It is unclear what the future holds for climate change action. Last week’s election leaves America’s commitment to the Paris Climate Agreement in doubt, the EPA’s Clean Power Plan almost certainly dead and kills much of the environmental momentum the Obama Administration worked so hard to build. Equally disappointing was the failure of Ballot Initiative 732 in Washington State, which would’ve established a first-of-its-kind carbon tax in the United States. I-732 proposed implementing a revenue neutral carbon tax that would’ve gradually increased in levy over the coming years. It could’ve served as a model for other states throughout the country, and a strong step towards a tangible, market based solution to climate change. Ultimately, the initiative failed, in part because environmentalists continue to balk at any form of pragmatism.
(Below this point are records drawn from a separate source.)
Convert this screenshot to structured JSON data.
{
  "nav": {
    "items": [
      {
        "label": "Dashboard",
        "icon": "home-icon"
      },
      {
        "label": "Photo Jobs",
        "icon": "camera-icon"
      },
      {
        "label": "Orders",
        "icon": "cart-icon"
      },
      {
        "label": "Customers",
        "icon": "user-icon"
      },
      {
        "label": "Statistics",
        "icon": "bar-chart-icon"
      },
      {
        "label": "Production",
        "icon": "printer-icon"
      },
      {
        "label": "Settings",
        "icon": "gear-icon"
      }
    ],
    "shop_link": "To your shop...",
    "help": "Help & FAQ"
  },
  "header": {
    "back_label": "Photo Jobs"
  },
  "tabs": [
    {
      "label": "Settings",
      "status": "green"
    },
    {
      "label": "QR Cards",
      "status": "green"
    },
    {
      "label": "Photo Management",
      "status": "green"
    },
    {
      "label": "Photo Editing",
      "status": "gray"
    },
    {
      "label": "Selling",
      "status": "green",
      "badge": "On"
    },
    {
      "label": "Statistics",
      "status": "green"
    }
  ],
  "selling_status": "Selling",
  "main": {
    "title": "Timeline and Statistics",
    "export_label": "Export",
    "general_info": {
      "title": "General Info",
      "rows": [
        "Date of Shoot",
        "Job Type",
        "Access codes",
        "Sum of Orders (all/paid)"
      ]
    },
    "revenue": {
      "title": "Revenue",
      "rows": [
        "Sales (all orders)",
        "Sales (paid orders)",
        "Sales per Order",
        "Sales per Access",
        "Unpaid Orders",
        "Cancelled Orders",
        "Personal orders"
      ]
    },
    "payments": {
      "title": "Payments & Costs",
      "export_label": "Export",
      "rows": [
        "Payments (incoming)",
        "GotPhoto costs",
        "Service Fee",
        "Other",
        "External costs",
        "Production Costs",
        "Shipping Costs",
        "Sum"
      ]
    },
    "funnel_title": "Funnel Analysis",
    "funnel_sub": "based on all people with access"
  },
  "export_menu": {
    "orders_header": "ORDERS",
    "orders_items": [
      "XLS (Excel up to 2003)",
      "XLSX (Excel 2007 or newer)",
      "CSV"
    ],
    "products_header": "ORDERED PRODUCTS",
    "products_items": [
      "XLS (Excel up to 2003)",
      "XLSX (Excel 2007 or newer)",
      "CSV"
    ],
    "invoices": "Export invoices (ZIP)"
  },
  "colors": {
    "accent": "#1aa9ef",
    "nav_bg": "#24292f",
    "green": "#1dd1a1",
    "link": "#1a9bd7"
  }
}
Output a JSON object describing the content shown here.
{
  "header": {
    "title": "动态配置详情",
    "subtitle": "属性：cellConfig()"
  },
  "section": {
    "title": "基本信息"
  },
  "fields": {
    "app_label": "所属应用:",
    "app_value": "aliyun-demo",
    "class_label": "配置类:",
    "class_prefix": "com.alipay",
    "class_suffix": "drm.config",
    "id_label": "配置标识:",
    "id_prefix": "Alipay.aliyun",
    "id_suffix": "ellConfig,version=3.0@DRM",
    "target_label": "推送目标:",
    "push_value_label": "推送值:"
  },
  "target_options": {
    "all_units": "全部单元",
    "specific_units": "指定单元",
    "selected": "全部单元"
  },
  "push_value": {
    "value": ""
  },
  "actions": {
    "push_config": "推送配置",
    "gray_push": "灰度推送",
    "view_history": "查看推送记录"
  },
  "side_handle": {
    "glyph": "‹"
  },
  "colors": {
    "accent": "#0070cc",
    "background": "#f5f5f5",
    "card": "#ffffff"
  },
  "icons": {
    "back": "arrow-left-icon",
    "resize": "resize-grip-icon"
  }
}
The fossil fuel lobby unsurprisingly disavowed I-732. They actively opposed the initiative and spent thousands to help it tank. More surprisingly, however, is that several prominent environmental groups did not give their support to the initiative. Organizations like the Washington Environmental Council, 350 Seattle and the Sierra Club chose not to support I-732. They should be ashamed. The initiative represented a realistic step forward to achieving a tax on carbon pollution. It represented a pragmatic step forward. Apparently there is no room for pragmatism on the climate crusaders’ agenda. Their opposition to I-732 is truly stunning. If organizations like 350 Seattle and the Sierra Club are as serious about fighting global warming as they claim to be, then they need to start compromising. That’s how progress is made in a democracy. It is not only unrealistic to expect a transition to 100 percent renewable energy to occur overnight, it is impossible. And yet, it seems that is all 350 Seattle and other climate change advocators seem willing to accept. By doing so, they place tangible solutions like I-732 out of reach and marginalize those who might otherwise back action on climate change. Everyone loses as a result.

The “my way or the highway” attitude that climate change activists have adopted simply guarantees that nothing will get done. These hardline and petty attitudes are a sorry development for a cause that is just at heart. Apparently these environmentalists have forgotten, as have many Americans, that there was a time in the not too distant past when we were still capable of compromising on solutions to complex problems. A time when we argued with ideas rather than insults like “climate change denier”.

With that in mind, it is time for 350 Seattle, the Sierra Club and other environmental associations to begin showing true leadership by settling for less than ideal climate solutions, because that’s all they’re going to get. Supporting I-732 would’ve been a good place to start.